In an interview with the CBC today, the Olympic champion maggie mcneil announced that she will not compete in individual events at this summer’s FINA World Championships in Budapest. She will continue to compete in the Canadian relay at the World Championships, but she has made the decision to stay out of any individual.
MacNeil cites prioritizing his mental health as the main driver of the decision. According to the 22-year-old, she has been experiencing bouts of anxiety due to perceived pressure to succeed, which has made it difficult to compete.
“I’ve run into some post-Olympic wrestling and it’s been really challenging. That was a big challenge for me. I realize that everyone goes through hardships and it’s okay to have those struggles,” MacNeil tells CBC. “I always thought I was invincible. He was completely normal and doing well in high school and most of college. But I think this year was a little more difficult for me.”
It’s easy to understand how feelings of pressure and performance anxiety might have increased in MacNeil after his Olympic gold. She entered her freshman year at the University of Michigan a great recruit, to be sure, but few foresaw the magnitude of her immediate impact on the NCAA. As a freshman, MacNeil not only established herself as one of the top swimmers in the NCAA, but she was already posting historically fast times, particularly in the 100 butterfly.
Following his freshman season at Michigan, MacNeil went to the 2019 World Championships, where he was still a relatively unknown quantity in the context of senior international competition. She would fabricate an incredible comeback in the women’s 100 fly finals to beat world record holder Sarah Sjostrom for the World Championship Gold.
During the 2020-2021 NCAA season, MacNeil became the first woman to break 49 seconds in the SCY 100 fly. She then went to the Olympics, where she would face the pressure of being the reigning World Champion in an absolutely stacked field in the women’s 100 fly final. She managed to do it again, beating Zhang Yufei and Emma McKeon, who were on fire in Tokyo, for Olympic gold.
As MacNeil told CBC, it’s normal for swimmers to experience post-Olympic difficulties, but even, MacNeil would break it at the SC World Championships in December 2021. He won 4 gold medals and one silver, even totally unexpectedly breaking the World Record. in the SCM 50 back.
Taking all of that into account, one can see where MacNeil would begin to put considerable pressure on herself to succeed at the highest levels.
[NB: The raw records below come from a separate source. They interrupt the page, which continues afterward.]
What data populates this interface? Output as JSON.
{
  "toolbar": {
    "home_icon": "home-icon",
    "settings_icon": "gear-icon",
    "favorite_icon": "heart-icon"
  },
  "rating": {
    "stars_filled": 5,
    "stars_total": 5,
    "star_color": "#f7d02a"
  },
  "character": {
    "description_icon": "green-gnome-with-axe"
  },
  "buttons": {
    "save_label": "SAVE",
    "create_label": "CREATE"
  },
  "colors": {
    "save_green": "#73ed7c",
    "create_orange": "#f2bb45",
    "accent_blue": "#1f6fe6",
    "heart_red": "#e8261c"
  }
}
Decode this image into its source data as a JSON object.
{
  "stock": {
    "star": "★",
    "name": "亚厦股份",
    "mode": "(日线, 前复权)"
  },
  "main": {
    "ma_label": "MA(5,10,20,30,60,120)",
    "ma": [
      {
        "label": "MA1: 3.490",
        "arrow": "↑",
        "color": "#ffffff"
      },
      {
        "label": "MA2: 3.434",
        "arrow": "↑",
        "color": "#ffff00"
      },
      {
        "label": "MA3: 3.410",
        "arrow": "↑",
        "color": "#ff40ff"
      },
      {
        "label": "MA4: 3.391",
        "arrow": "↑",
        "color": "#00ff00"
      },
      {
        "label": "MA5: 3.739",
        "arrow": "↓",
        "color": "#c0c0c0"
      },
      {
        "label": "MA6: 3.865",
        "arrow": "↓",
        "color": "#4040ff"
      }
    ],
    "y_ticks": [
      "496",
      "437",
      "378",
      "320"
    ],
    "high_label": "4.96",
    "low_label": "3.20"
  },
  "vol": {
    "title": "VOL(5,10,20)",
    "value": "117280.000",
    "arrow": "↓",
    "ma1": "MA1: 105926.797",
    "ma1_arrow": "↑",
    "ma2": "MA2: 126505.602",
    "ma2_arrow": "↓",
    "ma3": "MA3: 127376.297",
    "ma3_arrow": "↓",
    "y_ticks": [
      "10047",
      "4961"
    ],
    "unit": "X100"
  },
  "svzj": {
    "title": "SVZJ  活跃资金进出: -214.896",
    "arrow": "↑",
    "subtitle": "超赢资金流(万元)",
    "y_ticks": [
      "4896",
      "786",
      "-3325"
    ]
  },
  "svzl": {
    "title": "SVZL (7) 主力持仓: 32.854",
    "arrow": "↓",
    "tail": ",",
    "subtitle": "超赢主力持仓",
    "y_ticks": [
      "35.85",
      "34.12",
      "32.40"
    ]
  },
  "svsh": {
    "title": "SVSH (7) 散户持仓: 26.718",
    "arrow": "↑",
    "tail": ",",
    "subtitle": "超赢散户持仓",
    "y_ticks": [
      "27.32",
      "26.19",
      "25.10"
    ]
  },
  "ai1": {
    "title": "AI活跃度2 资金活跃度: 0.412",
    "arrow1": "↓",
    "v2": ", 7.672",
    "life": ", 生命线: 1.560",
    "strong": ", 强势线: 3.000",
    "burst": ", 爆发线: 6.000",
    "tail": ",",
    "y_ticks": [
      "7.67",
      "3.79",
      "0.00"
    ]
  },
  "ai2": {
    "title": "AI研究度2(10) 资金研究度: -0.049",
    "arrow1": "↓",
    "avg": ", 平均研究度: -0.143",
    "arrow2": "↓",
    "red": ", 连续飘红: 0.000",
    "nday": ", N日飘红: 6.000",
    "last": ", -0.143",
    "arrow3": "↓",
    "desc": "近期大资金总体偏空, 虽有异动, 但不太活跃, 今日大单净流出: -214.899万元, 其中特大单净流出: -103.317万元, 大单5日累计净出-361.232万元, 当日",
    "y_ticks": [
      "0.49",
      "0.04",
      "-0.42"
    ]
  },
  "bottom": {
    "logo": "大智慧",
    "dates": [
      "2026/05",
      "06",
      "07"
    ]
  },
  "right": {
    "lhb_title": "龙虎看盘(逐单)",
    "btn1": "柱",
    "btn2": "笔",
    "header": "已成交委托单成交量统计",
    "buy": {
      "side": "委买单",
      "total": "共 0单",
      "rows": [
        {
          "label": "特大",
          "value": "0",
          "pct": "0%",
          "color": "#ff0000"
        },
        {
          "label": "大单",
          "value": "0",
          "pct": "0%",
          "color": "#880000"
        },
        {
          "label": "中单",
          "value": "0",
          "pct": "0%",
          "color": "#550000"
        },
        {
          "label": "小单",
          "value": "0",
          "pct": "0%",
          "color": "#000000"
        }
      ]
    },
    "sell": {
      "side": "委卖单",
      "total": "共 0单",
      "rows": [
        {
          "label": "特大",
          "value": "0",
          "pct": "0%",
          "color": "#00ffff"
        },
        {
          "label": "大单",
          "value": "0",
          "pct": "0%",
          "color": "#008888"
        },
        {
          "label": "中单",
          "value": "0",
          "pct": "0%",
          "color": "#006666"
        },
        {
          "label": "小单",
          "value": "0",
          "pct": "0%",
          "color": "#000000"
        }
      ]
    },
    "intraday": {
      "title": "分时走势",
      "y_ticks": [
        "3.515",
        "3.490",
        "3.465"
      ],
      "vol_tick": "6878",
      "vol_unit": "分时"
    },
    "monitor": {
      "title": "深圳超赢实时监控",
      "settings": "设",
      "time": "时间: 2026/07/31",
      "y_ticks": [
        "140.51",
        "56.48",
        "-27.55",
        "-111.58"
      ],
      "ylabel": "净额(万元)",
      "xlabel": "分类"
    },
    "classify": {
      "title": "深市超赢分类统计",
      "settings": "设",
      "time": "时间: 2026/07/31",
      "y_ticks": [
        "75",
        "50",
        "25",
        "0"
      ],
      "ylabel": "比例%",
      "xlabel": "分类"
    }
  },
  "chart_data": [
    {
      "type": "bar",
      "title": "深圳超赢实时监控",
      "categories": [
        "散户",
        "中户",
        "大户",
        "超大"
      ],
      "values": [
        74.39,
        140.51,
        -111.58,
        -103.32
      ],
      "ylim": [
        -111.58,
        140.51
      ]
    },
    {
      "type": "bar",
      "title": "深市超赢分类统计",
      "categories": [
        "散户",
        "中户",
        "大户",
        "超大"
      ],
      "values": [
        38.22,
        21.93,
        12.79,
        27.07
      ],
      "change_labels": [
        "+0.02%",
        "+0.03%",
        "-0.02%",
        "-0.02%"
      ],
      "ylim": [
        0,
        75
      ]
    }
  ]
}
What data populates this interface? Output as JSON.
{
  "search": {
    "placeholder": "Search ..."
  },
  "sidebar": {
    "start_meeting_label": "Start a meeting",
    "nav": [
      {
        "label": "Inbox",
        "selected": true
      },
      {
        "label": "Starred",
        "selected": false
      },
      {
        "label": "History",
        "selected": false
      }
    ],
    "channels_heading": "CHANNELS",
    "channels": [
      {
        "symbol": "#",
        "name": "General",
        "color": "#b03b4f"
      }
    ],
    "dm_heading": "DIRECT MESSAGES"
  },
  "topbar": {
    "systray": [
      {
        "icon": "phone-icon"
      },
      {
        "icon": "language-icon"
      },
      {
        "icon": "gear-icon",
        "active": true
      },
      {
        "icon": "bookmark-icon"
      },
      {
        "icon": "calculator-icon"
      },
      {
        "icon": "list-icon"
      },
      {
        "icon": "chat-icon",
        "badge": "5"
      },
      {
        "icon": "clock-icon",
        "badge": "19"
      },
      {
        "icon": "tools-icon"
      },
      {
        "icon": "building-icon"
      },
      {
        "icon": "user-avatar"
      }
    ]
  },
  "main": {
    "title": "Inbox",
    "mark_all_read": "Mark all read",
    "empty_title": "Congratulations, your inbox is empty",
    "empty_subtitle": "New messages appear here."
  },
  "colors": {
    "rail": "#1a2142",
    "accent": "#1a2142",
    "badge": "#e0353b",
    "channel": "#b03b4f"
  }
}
In the last 3 or 4 years, she went from being an underdog to one of the fastest butterflies in history, who knows she carries the weight of Olympic gold.
According to the CBC report, MacNeil met with Swimming Canada’s director of high performance in February and discussed concerns he was facing about performance expectations. MacNeil and Atkinson agreed that it would be better for MacNeil to forego any individual races at the World Championships this summer and instead focus solely on the relays.
“It’s hard to stay on top and that pressure really got to me. I need a cool summer. I don’t want to be out of international competition. I want to train and compete well for Canada, but I guess I needed a bit of a break.”
MacNeil had a bit of a rough year in the NCAA this season. Adding to any performance anxiety, MacNeil shared with CBC that he slipped and fell on the pool deck at the NCAA, resulting in a minor fracture in his elbow. The impact site was bruised after the fall, so MacNeil assumed it was a bruise on the bone, but recently he went to get it checked out and it turned out to be a small fracture.
Despite the fracture, MacNeil won the women’s 100 flyweight tonight at Canadian Trials, swimming 57.13. It’s unclear if this has anything to do with MacNeil’s mental health, but she recently announced that she will be transferring from Michigan to Cal to use her fifth year of NCAA eligibility.